ST. LOUIS, MO. – Cardiac surgeons and electrophysiologists (EPs) at Saint Louis University (SLU) Hospital are now offering a less invasive, safer way to remove pacemaker leads, using lasers to break up scar tissue built up around them.
The timing for the newest option by specialists at SLU’s new Center for Comprehensive Cardiovascular Care (“C4”) comes soon after Riata/Riata ST defibrillation leads and Medtronic’s Sprint Fidelis® defibrillation leads were recalled, accounting for roughly 500,000 patients worldwide.
“There are many reasons to take out leads – infection, too many leads blocking off veins, or breakage, which is the reason for the Riata and Fidelis leads being recalled,” said “C4” co-director and cardiac surgeon Richard Lee, MD, MBA. “Laser lead extraction is the best way to take care of the recalled leads for those patients in particular.”
Lee brought the new procedure to SLU from Northwestern Memorial Hospital and the Center of Heart Rhythm Disorders at the Bluhm Cardiovascular Institute, where he served as attending cardiac surgeon and surgical director, respectively, for five years before returning to St. Louis.
“The laser lead extraction procedure itself isn’t brand new, but the technology continues to evolve,” he explained. “It was dangerous when it first came out, but now it’s very, very low-risk.
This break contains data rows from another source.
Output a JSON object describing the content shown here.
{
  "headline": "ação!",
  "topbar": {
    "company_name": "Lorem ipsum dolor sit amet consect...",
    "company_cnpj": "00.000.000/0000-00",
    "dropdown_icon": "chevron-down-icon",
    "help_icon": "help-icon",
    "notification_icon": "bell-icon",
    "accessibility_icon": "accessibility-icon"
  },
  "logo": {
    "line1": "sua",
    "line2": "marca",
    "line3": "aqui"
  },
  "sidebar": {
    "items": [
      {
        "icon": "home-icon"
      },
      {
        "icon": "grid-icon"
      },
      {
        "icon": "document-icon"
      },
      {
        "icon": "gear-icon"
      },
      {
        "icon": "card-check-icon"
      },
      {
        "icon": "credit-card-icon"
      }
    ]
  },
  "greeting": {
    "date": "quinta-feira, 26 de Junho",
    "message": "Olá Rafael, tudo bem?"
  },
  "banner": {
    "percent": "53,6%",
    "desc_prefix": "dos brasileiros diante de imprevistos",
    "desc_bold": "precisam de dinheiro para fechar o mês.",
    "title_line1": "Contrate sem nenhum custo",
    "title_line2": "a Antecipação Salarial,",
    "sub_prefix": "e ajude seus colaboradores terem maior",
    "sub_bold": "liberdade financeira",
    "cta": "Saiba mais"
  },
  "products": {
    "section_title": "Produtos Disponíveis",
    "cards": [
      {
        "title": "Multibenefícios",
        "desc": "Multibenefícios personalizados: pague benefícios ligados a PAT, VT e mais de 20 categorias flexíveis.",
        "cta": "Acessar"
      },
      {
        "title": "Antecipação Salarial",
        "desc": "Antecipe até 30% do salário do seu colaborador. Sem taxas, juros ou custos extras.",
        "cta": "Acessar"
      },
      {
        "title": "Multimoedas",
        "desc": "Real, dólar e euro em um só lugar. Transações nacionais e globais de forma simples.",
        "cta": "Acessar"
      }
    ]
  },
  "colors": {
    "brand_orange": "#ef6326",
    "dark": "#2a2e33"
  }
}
It provides the best option for patients rather than leaving these leads in place. For example, after a year or so, scar tissue starts building up around the leads and becomes strongly adhered to the body’s vessels. Therefore, the leads can’t simply be pulled out of the vein. Historically, physicians used to just leave them in place; this increased the risk of blocking the patient’s major vein to the arm and also infection. The laser provides a safe option to remove these leads and prevent the complications.”
Lee explained that when a pacemaker or implantable cardioverter defibrillator (ICD) is implanted in the chest to treat patients with irregular heartbeats, leads run from the device through veins to the heart’s chambers, allowing rhythm monitoring and the ability to deliver energy if the heart gets out of rhythm. If a device needs to be removed, new leads need to be inserted as veins only have so much capacity. Replacing them is challenging; many physicians who implant devices prefer not to remove them because of inherent risks.
“Why was it not so safe with the lead extraction before? Maybe every two times of 100 or so early on, the laser made a hole in the heart,” explained Lee. “The laser just burns and doesn’t discriminate, and instead of around the lead, it would burn a hole in the heart. That sets up an emergency situation.”
The laser lead extraction procedure calls for cardiac surgeons and EPs to work in tandem to insert and remove leads. Leads are inserted via a sheath wrapped in laser fiber optics through the targeted vein and over the lead. Laser energy breaks up the scar tissue and frees the lead, which is then easily removed.
“The cardiac surgeon needs to be actively involved in every case,” insisted Lee, who primarily performs the procedure with SLU Hospital EP chief Ali Mehdirad, MD. “At SLU, I do all the extractions and the EPs do all the implants. It’s a great partnership because I do what I do all the time; they do what they do all the time, and it works really well. The best outcomes (according to the Heart Rhythm Society guidelines) require a strong collaboration between surgery and cardiac EP.”
Patients undergoing the laser lead extraction are put under anesthesia for the surgical procedure and usually have an evening hospital stay. According to a 2011 study published in the journal Circulation, the national success rate with laser lead extraction exceeds 90 percent.
“I’ve never lost a patient to lead extraction,” said Lee. “With the EP and cardiac surgeon working together on every case, if a potentially fatal problem occurs, it’s recognized immediately and fixed before it’s too late.”